> Stored data entries
########################################

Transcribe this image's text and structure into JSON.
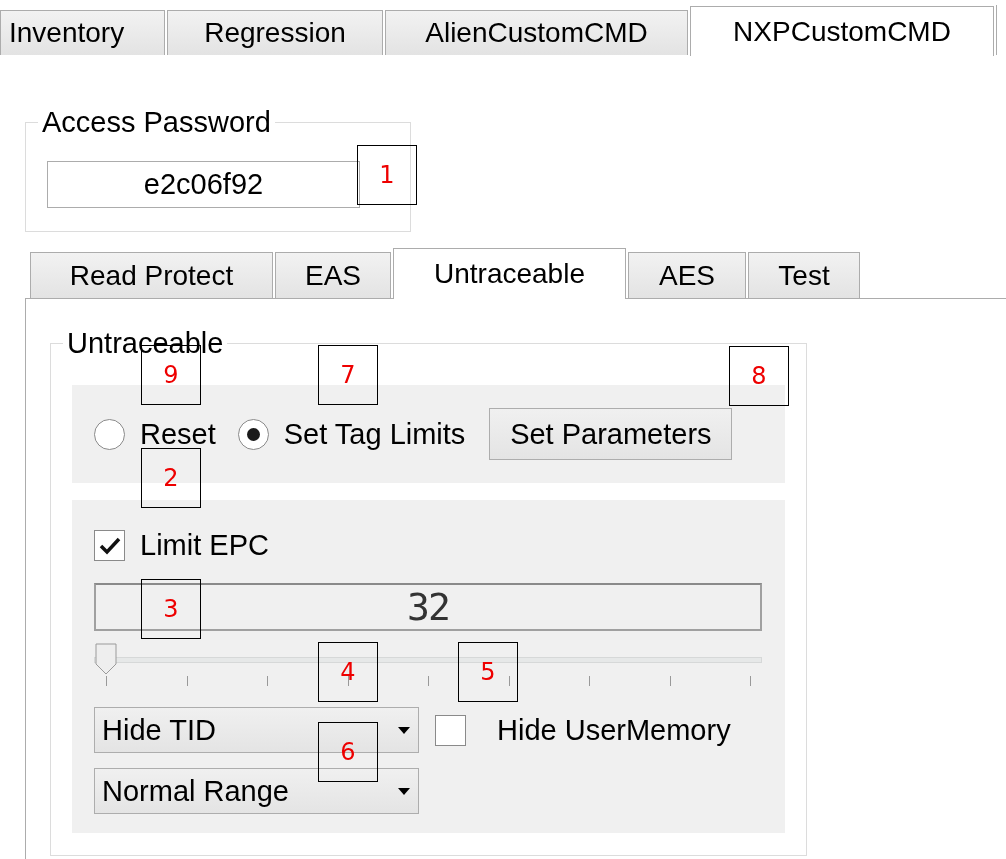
{
  "main_tabs": [
    {
      "label": "Inventory",
      "selected": false
    },
    {
      "label": "Regression",
      "selected": false
    },
    {
      "label": "AlienCustomCMD",
      "selected": false
    },
    {
      "label": "NXPCustomCMD",
      "selected": true
    }
  ],
  "access_password": {
    "label": "Access Password",
    "value": "e2c06f92"
  },
  "sub_tabs": [
    {
      "label": "Read Protect",
      "selected": false
    },
    {
      "label": "EAS",
      "selected": false
    },
    {
      "label": "Untraceable",
      "selected": true
    },
    {
      "label": "AES",
      "selected": false
    },
    {
      "label": "Test",
      "selected": false
    }
  ],
  "untraceable": {
    "title": "Untraceable",
    "mode_options": [
      {
        "label": "Reset",
        "selected": false
      },
      {
        "label": "Set Tag Limits",
        "selected": true
      }
    ],
    "set_parameters_button": "Set Parameters",
    "limit_epc": {
      "label": "Limit EPC",
      "checked": true
    },
    "epc_display": "32",
    "epc_slider": {
      "level": 0
    },
    "tid_dropdown": {
      "value": "Hide TID"
    },
    "hide_user_memory": {
      "label": "Hide UserMemory",
      "checked": false
    },
    "range_dropdown": {
      "value": "Normal Range"
    }
  },
  "callouts": [
    {
      "label": "1"
    },
    {
      "label": "9"
    },
    {
      "label": "7"
    },
    {
      "label": "8"
    },
    {
      "label": "2"
    },
    {
      "label": "3"
    },
    {
      "label": "4"
    },
    {
      "label": "5"
    },
    {
      "label": "6"
    }
  ]
}
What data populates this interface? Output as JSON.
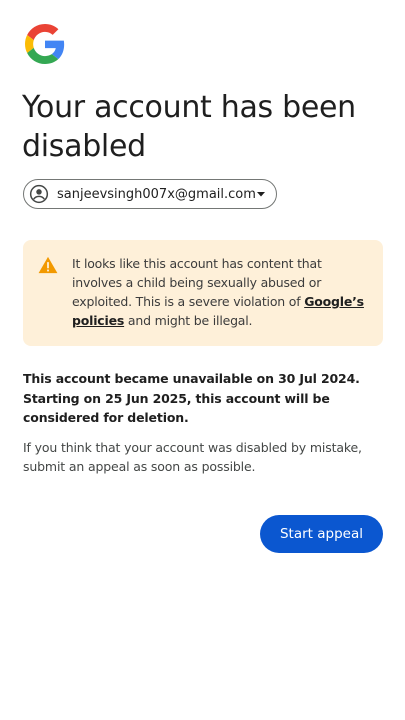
{
  "brand": {
    "logo_icon": "google-g-logo-icon",
    "colors": {
      "blue": "#4285F4",
      "red": "#EA4335",
      "yellow": "#FBBC05",
      "green": "#34A853"
    }
  },
  "header": {
    "title": "Your account has been disabled"
  },
  "account": {
    "email": "sanjeevsingh007x@gmail.com",
    "avatar_icon": "account-circle-icon",
    "dropdown_icon": "caret-down-icon"
  },
  "warning": {
    "icon": "warning-triangle-icon",
    "text_before_link": "It looks like this account has content that involves a child being sexually abused or exploited. This is a severe violation of ",
    "link_label": "Google’s policies",
    "text_after_link": " and might be illegal.",
    "background_color": "#fef0d9",
    "icon_color": "#f29900"
  },
  "status": {
    "message": "This account became unavailable on 30 Jul 2024. Starting on 25 Jun 2025, this account will be considered for deletion."
  },
  "appeal": {
    "message": "If you think that your account was disabled by mistake, submit an appeal as soon as possible.",
    "button_label": "Start appeal",
    "button_color": "#0b57d0"
  }
}
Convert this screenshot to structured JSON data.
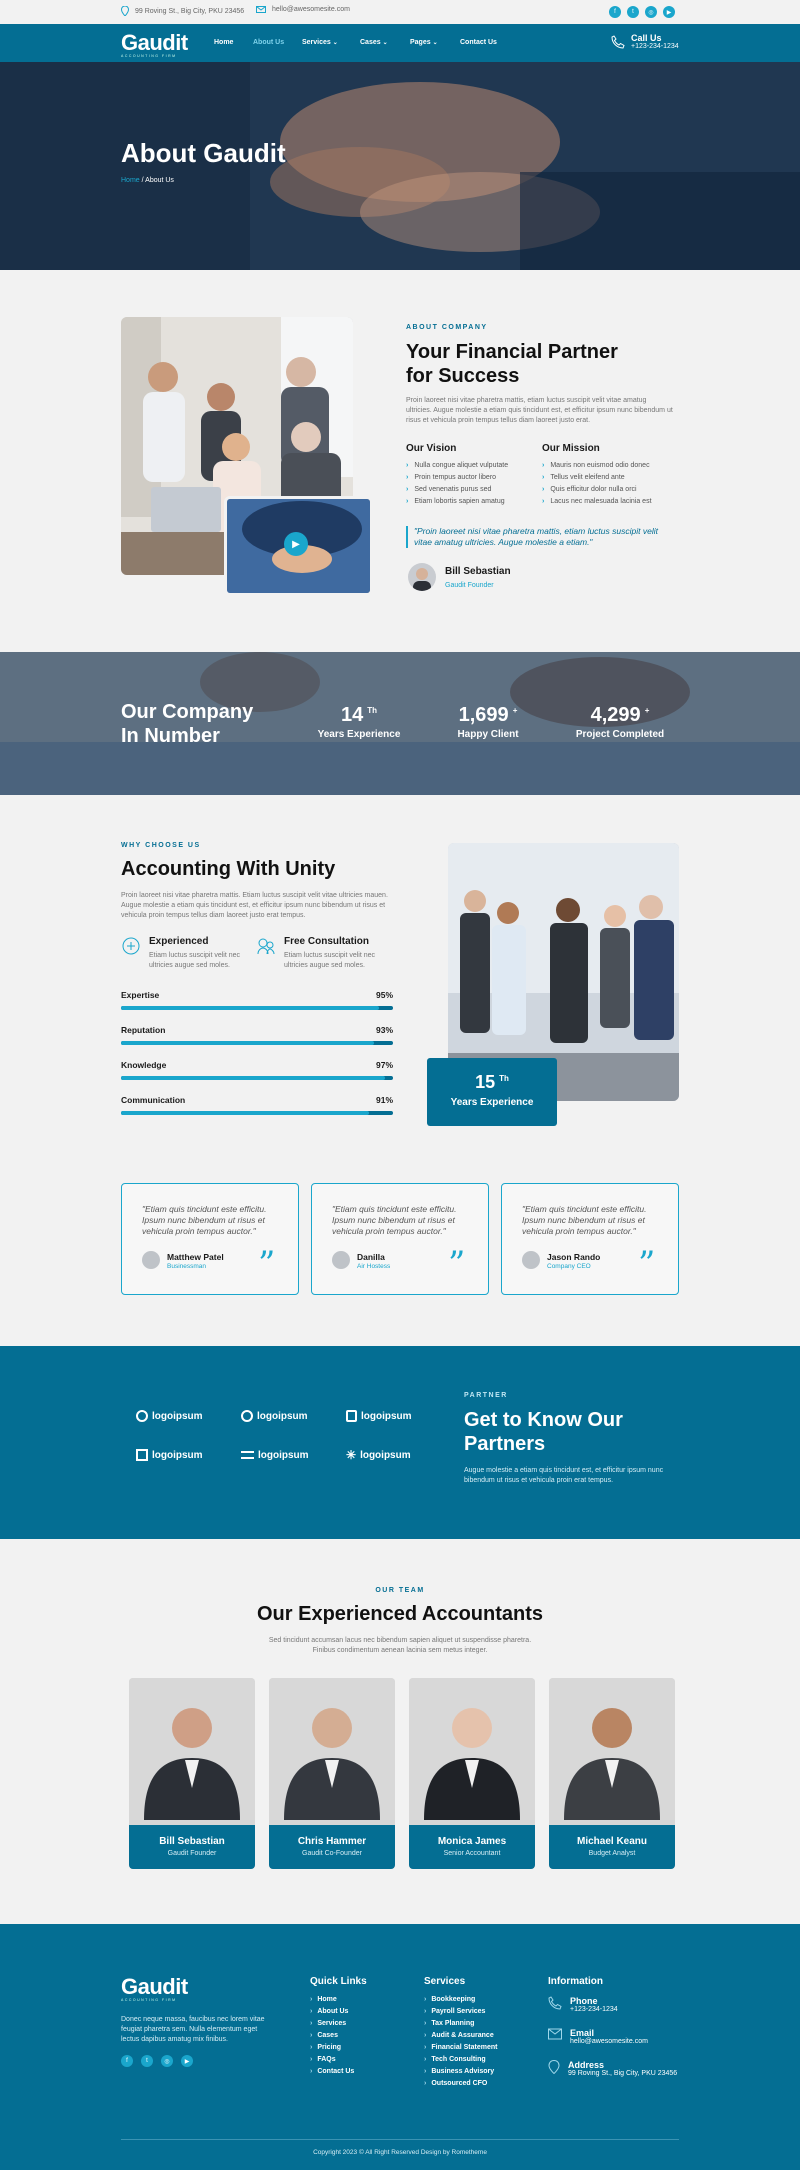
{
  "topbar": {
    "address": "99 Roving St., Big City, PKU 23456",
    "email": "hello@awesomesite.com",
    "social": [
      "facebook-icon",
      "twitter-icon",
      "instagram-icon",
      "youtube-icon"
    ]
  },
  "brand": {
    "name": "Gaudit",
    "tagline": "ACCOUNTING FIRM"
  },
  "nav": {
    "items": [
      "Home",
      "About Us",
      "Services",
      "Cases",
      "Pages",
      "Contact Us"
    ],
    "active": "About Us",
    "call_label": "Call Us",
    "call_number": "+123-234-1234"
  },
  "hero": {
    "title": "About Gaudit",
    "crumb_home": "Home",
    "crumb_current": "/ About Us"
  },
  "about": {
    "label": "ABOUT COMPANY",
    "title_line1": "Your Financial Partner",
    "title_line2": "for Success",
    "text": "Proin laoreet nisi vitae pharetra mattis, etiam luctus suscipit velit vitae amatug ultricies. Augue molestie a etiam quis tincidunt est, et efficitur ipsum nunc bibendum ut risus et vehicula proin tempus tellus diam laoreet justo erat.",
    "vision_title": "Our Vision",
    "vision": [
      "Nulla congue aliquet vulputate",
      "Proin tempus auctor libero",
      "Sed venenatis purus sed",
      "Etiam lobortis sapien amatug"
    ],
    "mission_title": "Our Mission",
    "mission": [
      "Mauris non euismod odio donec",
      "Tellus velit eleifend ante",
      "Quis efficitur dolor nulla orci",
      "Lacus nec malesuada lacinia est"
    ],
    "quote": "\"Proin laoreet nisi vitae pharetra mattis, etiam luctus suscipit velit vitae amatug ultricies. Augue molestie a etiam.\"",
    "person_name": "Bill Sebastian",
    "person_role": "Gaudit Founder"
  },
  "numbers": {
    "title_line1": "Our Company",
    "title_line2": "In Number",
    "stats": [
      {
        "value": "14",
        "sup": "Th",
        "label": "Years Experience"
      },
      {
        "value": "1,699",
        "sup": "+",
        "label": "Happy Client"
      },
      {
        "value": "4,299",
        "sup": "+",
        "label": "Project Completed"
      }
    ]
  },
  "choose": {
    "label": "WHY CHOOSE US",
    "title": "Accounting With Unity",
    "text": "Proin laoreet nisi vitae pharetra mattis. Etiam luctus suscipit velit vitae ultricies mauen. Augue molestie a etiam quis tincidunt est, et efficitur ipsum nunc bibendum ut risus et vehicula proin tempus tellus diam laoreet justo erat tempus.",
    "features": [
      {
        "title": "Experienced",
        "text": "Etiam luctus suscipit velit nec ultricies augue sed moles."
      },
      {
        "title": "Free Consultation",
        "text": "Etiam luctus suscipit velit nec ultricies augue sed moles."
      }
    ],
    "skills": [
      {
        "name": "Expertise",
        "label": "95%",
        "value": 95
      },
      {
        "name": "Reputation",
        "label": "93%",
        "value": 93
      },
      {
        "name": "Knowledge",
        "label": "97%",
        "value": 97
      },
      {
        "name": "Communication",
        "label": "91%",
        "value": 91
      }
    ],
    "badge_value": "15",
    "badge_sup": "Th",
    "badge_label": "Years Experience"
  },
  "testimonials": [
    {
      "quote": "\"Etiam quis tincidunt este efficitu. Ipsum nunc bibendum ut risus et vehicula proin tempus auctor.\"",
      "name": "Matthew Patel",
      "role": "Businessman"
    },
    {
      "quote": "\"Etiam quis tincidunt este efficitu. Ipsum nunc bibendum ut risus et vehicula proin tempus auctor.\"",
      "name": "Danilla",
      "role": "Air Hostess"
    },
    {
      "quote": "\"Etiam quis tincidunt este efficitu. Ipsum nunc bibendum ut risus et vehicula proin tempus auctor.\"",
      "name": "Jason Rando",
      "role": "Company CEO"
    }
  ],
  "partners": {
    "label": "PARTNER",
    "title_line1": "Get to Know Our",
    "title_line2": "Partners",
    "text": "Augue molestie a etiam quis tincidunt est, et efficitur ipsum nunc bibendum ut risus et vehicula proin erat tempus.",
    "logos": [
      "logoipsum",
      "logoipsum",
      "logoipsum",
      "logoipsum",
      "logoipsum",
      "logoipsum"
    ]
  },
  "team": {
    "label": "OUR TEAM",
    "title": "Our Experienced Accountants",
    "text_line1": "Sed tincidunt accumsan lacus nec bibendum sapien aliquet ut suspendisse pharetra.",
    "text_line2": "Finibus condimentum aenean lacinia sem metus integer.",
    "members": [
      {
        "name": "Bill Sebastian",
        "role": "Gaudit Founder"
      },
      {
        "name": "Chris Hammer",
        "role": "Gaudit Co-Founder"
      },
      {
        "name": "Monica James",
        "role": "Senior Accountant"
      },
      {
        "name": "Michael Keanu",
        "role": "Budget Analyst"
      }
    ]
  },
  "footer": {
    "about": "Donec neque massa, faucibus nec lorem vitae feugiat pharetra sem. Nulla elementum eget lectus dapibus amatug mix finibus.",
    "quick_title": "Quick Links",
    "quick": [
      "Home",
      "About Us",
      "Services",
      "Cases",
      "Pricing",
      "FAQs",
      "Contact Us"
    ],
    "services_title": "Services",
    "services": [
      "Bookkeeping",
      "Payroll Services",
      "Tax Planning",
      "Audit & Assurance",
      "Financial Statement",
      "Tech Consulting",
      "Business Advisory",
      "Outsourced CFO"
    ],
    "info_title": "Information",
    "phone_label": "Phone",
    "phone": "+123-234-1234",
    "email_label": "Email",
    "email": "hello@awesomesite.com",
    "address_label": "Address",
    "address": "99 Roving St., Big City, PKU 23456",
    "copyright": "Copyright 2023 © All Right Reserved Design by Rometheme"
  }
}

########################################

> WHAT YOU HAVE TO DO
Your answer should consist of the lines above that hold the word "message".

> FINISHED EXERCISE
    "message": "This account became unavailable on 30 Jul 2024. Starting on 25 Jun 2025, this account will be considered for deletion."
    "message": "If you think that your account was disabled by mistake, submit an appeal as soon as possible.",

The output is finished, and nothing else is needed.